§ What you should do
Go through each line of the records below and count those with the word "الفيديو"; give only the total.

(Listed records Opens)

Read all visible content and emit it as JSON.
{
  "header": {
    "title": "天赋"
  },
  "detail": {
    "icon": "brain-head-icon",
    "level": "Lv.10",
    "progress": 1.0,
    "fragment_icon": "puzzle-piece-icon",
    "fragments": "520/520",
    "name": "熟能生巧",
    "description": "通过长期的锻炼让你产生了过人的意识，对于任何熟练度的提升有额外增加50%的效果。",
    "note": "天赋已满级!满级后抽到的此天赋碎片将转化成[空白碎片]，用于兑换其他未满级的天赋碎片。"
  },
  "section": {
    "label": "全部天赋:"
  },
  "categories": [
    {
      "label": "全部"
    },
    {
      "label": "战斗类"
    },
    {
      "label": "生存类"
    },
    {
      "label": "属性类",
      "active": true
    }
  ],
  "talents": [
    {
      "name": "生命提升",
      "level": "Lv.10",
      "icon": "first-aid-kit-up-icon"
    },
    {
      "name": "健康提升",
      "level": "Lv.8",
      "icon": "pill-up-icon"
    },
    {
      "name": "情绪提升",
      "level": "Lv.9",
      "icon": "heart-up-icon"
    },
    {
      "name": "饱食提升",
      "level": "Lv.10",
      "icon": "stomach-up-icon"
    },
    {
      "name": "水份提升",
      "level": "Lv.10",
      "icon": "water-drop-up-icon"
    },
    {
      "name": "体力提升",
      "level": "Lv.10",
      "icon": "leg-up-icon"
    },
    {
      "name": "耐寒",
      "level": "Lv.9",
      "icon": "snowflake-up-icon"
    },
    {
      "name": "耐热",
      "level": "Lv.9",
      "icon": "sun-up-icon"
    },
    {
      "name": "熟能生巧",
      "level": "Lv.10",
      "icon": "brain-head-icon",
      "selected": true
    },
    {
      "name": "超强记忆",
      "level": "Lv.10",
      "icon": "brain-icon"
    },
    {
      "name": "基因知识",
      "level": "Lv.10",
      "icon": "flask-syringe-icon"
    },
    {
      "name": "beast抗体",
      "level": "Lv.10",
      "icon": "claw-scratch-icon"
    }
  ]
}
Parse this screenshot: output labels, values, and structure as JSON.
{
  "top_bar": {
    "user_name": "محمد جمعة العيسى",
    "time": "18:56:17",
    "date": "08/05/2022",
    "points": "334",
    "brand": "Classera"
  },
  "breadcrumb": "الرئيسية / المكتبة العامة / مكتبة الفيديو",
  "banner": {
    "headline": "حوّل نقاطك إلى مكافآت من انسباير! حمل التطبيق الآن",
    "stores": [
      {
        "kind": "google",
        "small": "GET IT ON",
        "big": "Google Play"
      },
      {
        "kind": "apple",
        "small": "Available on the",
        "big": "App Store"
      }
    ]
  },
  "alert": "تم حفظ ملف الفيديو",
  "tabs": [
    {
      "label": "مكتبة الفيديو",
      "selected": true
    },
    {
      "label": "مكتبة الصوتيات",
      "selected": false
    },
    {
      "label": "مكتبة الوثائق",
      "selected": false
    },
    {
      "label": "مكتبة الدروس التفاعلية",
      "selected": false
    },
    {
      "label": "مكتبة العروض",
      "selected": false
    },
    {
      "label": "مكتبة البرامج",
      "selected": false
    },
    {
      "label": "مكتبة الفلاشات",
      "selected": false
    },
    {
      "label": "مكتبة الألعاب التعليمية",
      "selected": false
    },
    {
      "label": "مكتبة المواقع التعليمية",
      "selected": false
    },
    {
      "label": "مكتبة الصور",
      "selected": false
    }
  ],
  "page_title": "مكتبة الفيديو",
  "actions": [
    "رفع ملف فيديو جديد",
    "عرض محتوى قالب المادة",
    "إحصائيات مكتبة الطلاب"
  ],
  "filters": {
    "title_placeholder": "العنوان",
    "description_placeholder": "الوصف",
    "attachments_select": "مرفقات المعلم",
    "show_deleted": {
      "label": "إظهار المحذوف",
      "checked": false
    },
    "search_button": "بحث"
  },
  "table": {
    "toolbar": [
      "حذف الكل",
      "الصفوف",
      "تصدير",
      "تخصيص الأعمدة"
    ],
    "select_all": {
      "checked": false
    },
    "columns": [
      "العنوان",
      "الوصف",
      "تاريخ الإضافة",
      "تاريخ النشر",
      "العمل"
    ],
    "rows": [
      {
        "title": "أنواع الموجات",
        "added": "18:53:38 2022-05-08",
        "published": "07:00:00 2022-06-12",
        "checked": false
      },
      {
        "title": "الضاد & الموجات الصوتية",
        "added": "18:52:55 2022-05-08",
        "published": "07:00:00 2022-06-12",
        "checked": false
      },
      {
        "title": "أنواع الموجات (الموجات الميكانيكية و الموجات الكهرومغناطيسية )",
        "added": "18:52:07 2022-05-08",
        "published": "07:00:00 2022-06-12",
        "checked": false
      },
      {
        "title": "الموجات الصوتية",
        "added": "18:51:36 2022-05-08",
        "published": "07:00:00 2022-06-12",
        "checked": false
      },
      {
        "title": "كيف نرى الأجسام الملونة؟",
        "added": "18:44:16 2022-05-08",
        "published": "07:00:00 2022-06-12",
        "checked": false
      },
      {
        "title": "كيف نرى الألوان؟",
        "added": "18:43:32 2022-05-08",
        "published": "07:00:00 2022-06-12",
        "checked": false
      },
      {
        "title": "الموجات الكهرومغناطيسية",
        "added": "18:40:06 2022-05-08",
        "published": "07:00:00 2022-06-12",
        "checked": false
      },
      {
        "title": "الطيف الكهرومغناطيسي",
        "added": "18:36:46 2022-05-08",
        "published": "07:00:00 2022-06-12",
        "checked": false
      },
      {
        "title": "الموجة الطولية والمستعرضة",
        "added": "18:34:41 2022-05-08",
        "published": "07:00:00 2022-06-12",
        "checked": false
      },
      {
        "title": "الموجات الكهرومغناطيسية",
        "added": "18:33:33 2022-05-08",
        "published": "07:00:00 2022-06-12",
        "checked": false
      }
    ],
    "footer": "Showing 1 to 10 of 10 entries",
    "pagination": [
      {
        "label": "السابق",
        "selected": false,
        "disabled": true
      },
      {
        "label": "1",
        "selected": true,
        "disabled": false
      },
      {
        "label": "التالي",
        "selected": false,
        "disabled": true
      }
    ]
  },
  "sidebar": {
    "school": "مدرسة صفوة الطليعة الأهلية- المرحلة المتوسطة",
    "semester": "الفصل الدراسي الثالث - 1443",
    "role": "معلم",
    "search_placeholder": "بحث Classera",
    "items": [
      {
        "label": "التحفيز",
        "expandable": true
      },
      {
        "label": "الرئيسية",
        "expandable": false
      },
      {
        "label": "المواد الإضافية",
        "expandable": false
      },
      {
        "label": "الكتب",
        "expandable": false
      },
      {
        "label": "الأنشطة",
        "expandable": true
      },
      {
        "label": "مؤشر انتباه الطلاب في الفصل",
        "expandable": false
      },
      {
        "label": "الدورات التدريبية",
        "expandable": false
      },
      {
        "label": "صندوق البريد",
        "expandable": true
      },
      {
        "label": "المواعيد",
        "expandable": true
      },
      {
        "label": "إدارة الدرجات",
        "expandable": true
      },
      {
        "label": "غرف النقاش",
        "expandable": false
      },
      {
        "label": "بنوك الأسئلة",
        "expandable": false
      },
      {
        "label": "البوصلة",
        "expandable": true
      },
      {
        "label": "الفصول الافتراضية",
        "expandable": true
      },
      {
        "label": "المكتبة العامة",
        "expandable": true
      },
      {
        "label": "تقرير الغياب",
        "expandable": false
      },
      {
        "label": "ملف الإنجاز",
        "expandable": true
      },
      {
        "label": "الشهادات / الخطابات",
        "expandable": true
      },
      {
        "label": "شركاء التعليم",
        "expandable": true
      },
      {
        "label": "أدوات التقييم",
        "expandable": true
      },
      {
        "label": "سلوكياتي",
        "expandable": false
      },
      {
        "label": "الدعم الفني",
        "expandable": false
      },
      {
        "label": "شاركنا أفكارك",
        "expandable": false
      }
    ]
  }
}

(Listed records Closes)

§ Answer to this exercise
4